- A long-term time horizon will likely calm the nerves of those investing in stocks. This consequently makes the short-term bouncing cats a lot less of a factor. For instance, you may notice that your stock portfolio is losing 30% in a single year. However, take comfort in knowing that throughout the 20th century, the stock market was yielding an annual average between 8-9%.
At the risk of sounding repetitive, identifying a dead cat bounce is mostly done after the fact. This essentially means that traders noticing a bounce following a steep decline likely believe it is a dead cat bounce. Contrary to this belief, it is a trend reversal. That is to say, rather than being a brief bounce, the rally will probably signal an extensive upswing.
There is a noteworthy question that stems from this. How exactly can investors determine if a current upward movement is a dead cat bounce or a market reversal? Answering this inquiry correctly is not simple. If we had that luxury, then we would be able to make a considerable amount of money. The truth of the matter is there is no simple answer when it comes to properly spot a market bottom.
Downward markets are not typically ideal. When the market manipulates you by teasing brief gains after huge losses, you find yourself being pushed to the limit. For traders, the key is to determine the difference between a dead cat bounce and a bottom. For long-term investors, though, the key is to diversify your portfolio and think of the long run. It is quite unfortunate that there are no easy answers available. Still though, knowing what a dead cat bounce is and its effects on different market participants is better than nothing.

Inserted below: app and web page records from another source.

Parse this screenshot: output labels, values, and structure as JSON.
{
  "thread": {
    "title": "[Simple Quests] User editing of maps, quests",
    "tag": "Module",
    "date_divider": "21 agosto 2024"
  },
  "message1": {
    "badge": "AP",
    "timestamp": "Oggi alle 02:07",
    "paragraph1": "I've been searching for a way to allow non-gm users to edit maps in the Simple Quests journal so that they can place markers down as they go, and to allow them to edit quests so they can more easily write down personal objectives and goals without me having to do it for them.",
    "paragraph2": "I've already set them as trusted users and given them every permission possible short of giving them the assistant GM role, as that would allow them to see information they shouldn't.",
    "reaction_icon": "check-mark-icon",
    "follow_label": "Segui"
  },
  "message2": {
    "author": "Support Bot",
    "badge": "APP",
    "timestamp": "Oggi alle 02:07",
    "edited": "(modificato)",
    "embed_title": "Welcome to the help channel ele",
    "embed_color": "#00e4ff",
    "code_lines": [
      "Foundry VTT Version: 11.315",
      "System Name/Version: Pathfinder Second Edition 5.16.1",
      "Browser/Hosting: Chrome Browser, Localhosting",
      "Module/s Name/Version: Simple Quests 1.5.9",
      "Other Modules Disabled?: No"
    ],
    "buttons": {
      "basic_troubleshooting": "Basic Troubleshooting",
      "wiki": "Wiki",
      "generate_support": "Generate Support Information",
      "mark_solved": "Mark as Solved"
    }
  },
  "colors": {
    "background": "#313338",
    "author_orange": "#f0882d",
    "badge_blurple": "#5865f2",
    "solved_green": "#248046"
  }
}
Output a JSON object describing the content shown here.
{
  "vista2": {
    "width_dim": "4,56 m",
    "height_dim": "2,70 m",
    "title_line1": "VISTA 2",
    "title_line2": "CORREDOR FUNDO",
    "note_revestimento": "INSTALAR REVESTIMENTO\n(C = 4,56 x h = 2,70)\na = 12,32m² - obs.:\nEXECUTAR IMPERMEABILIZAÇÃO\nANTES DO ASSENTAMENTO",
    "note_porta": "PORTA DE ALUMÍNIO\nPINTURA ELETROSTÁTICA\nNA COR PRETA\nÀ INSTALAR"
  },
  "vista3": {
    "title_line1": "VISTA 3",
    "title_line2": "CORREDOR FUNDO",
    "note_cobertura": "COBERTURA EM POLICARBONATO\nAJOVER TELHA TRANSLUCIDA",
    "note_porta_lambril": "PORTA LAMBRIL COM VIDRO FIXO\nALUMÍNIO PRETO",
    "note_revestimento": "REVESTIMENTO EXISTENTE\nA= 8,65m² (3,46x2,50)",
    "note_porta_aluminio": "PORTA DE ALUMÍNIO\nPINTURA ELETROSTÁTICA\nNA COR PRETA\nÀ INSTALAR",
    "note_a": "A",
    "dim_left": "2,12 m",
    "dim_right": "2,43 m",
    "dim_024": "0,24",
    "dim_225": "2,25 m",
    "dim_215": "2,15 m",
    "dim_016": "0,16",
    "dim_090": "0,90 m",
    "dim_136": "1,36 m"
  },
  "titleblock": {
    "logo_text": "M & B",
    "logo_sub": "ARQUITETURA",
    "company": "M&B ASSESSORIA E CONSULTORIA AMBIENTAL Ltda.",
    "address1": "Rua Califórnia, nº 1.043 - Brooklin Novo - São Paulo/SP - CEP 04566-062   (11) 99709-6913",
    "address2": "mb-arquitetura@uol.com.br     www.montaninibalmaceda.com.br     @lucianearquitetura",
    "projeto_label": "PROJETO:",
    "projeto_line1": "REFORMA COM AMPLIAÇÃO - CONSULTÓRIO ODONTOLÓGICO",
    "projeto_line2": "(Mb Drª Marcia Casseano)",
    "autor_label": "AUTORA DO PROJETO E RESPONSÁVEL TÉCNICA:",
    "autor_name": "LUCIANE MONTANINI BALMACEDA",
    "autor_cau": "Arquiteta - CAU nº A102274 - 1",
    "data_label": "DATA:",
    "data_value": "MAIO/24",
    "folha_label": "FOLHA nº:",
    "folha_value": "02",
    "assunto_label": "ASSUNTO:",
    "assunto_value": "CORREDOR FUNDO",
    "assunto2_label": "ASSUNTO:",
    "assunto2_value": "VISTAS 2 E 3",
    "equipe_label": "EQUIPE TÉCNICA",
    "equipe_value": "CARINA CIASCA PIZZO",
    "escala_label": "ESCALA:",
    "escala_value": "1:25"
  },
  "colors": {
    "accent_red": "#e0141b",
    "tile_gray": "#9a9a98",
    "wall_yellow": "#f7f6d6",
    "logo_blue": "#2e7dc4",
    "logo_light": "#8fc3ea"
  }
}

If you want to learn more about charting and tools for charting, read “Best tools for Crypto Charting.” You will also learn more about tools pertaining to technical analysis. Furthermore, to find out if you are a technical trader, read “Are you a Technical Trader?”